  • Many people know that the club was started by a group of schoolboys but few realise that most of them were as young as 12 years old! They surely could not have imagined the importance of their decision to play football and within 10 years were attracting crowds of about 4000 to their games! It is said that when the boys visited Luton Town in 1887 the opposition captain poked fun at their young age. Jack Jull promptly put him in his place telling him that, despite being only schoolboys, Tottenham can beat them. Spurs won the game 2-1. Although none of the founding members remained at the club long enough to take part in proceedings once the club turned professional in 1895, a few kept strong connections right into the 20th century and must have been proud to witness Spurs begin to assert themselves at the top tier of English football in the 50’s.
  • When the club first changed it’s name from Hotspur FC to Tottenham Hotspur Football & Athletic Club not many people know how close we were to playing under an altogethar different moniker. The boys at the club had been impressed by a Blackburn Rovers side they had watched win the FA Challenge Cup and wanted to do something to commemorate that team. As we all know by the anniversary kit released last year, they settled on adopting the half-white/half-blue strip that Rovers played in but the Blackburn team could have had an even greater impact than that when it was decided the name needed changing from Hotspur FC to avoid confusion with another nearby team named London Hotspur FC. Having also just moved to a new home at Northumberland Park as well as Hotspur’s connection with the Northumberland family, Tittenham Hotspur very nearly became known as Northumberland Rovers instead!
  • The world renowned football superstar that was Diego Maradona never played his foot-ball in England. However, Tottenham Hotspur FC became the only English club the great man ever lined up for when he ran out alongside the likes of Mark Falco, Chris Waddle, Clive Allen, Gary Mabbutt, Graham Roberts, Paul Allen and Glenn Hoddle when Spurs took on the might of Inter Milan in Ossie Ardiles’ testimonial game in 1986. Tottenham won the game 2-1 with goals from Falco and Clive Allen. Ardiles captained the side and Maradona wore the number 10 shirt. Despite having retired from club football a year earlier, Pat Jennings came on in the second half to replace Ray Clemence in his last ever first team appearance for the club before heading off to play for Northern Ireland in the 1986 World Cup in Mexico.

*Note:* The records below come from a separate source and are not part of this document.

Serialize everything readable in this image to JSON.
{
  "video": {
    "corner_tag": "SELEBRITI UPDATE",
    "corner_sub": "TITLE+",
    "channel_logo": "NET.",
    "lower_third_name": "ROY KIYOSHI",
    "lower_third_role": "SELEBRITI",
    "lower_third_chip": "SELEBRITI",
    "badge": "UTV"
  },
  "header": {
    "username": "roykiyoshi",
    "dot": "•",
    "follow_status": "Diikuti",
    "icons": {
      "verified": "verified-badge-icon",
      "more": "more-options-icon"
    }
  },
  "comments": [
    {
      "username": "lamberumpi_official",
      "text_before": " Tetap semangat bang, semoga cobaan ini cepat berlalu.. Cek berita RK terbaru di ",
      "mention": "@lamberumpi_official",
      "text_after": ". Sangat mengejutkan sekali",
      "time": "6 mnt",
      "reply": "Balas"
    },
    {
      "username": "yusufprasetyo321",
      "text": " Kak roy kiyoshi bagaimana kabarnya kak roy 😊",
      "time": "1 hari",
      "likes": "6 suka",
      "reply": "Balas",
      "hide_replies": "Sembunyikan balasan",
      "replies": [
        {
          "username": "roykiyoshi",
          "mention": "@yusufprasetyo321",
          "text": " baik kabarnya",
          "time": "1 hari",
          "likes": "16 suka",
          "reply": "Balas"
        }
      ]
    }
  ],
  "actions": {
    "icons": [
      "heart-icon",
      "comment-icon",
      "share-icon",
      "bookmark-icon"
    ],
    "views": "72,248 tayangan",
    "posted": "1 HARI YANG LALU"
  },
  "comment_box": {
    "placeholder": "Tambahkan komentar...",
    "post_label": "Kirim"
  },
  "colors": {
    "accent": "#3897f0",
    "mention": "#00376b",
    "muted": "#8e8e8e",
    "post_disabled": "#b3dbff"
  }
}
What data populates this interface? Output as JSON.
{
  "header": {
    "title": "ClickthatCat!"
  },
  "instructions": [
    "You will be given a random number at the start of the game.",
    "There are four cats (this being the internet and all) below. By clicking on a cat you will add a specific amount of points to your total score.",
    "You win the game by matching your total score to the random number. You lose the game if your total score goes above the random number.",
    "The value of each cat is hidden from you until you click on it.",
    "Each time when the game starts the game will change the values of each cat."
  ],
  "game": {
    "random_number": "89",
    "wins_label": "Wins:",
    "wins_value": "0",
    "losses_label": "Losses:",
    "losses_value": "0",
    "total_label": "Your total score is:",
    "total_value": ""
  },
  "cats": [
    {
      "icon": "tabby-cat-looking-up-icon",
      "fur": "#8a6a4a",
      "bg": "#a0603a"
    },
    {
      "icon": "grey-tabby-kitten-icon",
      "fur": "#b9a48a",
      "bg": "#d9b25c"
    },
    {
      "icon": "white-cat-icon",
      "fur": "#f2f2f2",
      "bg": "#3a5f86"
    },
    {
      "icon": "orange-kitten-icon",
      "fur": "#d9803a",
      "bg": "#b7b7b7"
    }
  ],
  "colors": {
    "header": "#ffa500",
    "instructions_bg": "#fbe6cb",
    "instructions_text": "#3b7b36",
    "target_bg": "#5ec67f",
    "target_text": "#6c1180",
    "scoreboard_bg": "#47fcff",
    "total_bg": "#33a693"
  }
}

  • Another famous name to come from Spurs was Graham Souness. Souness was best known as captain of the great Liverpool side of the 80’s and won several league titles and European honours with the reds before eventually leaving to join Italian giants Sampdoria. However, he perhaps owes his successful career, as so many do, to the great Bill Nicholson who brought him through the Tottenham youth system. Souness only made one appearance for Spurs in a UEFA Cup tie when he came on as a substitute for Allan Mullery in the first round tie against Icelandic team Keflavik in 1971. We won the game 6-1 and went on to lift the trophy but Souness never again played for Spurs.